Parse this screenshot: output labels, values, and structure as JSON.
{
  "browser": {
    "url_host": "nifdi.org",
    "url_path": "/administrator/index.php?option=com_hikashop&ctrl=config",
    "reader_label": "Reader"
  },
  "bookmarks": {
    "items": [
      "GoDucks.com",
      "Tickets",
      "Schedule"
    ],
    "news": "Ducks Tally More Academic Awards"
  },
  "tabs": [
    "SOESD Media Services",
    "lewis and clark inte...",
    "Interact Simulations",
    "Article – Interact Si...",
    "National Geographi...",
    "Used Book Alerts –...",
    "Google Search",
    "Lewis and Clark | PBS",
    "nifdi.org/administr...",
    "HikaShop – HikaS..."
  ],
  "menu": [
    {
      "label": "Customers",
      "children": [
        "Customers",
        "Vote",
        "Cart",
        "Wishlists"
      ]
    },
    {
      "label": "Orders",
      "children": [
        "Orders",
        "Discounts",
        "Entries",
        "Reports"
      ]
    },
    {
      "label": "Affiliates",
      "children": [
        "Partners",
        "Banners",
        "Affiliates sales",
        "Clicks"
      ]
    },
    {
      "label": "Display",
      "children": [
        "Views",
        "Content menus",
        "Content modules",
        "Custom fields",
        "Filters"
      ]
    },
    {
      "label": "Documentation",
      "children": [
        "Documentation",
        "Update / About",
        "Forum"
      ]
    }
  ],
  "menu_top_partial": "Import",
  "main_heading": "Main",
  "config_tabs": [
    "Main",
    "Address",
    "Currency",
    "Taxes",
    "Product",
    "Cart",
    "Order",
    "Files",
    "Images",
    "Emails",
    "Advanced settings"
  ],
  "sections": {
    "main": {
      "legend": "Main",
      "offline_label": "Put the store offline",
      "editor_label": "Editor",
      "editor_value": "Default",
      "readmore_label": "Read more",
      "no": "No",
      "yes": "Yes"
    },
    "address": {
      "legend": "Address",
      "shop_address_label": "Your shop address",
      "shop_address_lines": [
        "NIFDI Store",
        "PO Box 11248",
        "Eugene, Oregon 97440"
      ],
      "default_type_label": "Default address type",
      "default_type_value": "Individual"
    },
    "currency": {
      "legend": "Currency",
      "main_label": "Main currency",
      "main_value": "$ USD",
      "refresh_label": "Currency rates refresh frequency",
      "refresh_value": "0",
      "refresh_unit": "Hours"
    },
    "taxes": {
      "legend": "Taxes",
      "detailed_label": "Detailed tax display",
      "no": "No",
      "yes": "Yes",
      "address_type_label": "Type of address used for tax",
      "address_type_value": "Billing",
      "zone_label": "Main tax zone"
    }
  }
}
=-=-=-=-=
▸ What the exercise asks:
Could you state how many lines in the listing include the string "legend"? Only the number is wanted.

▸ Answer to the problem:
4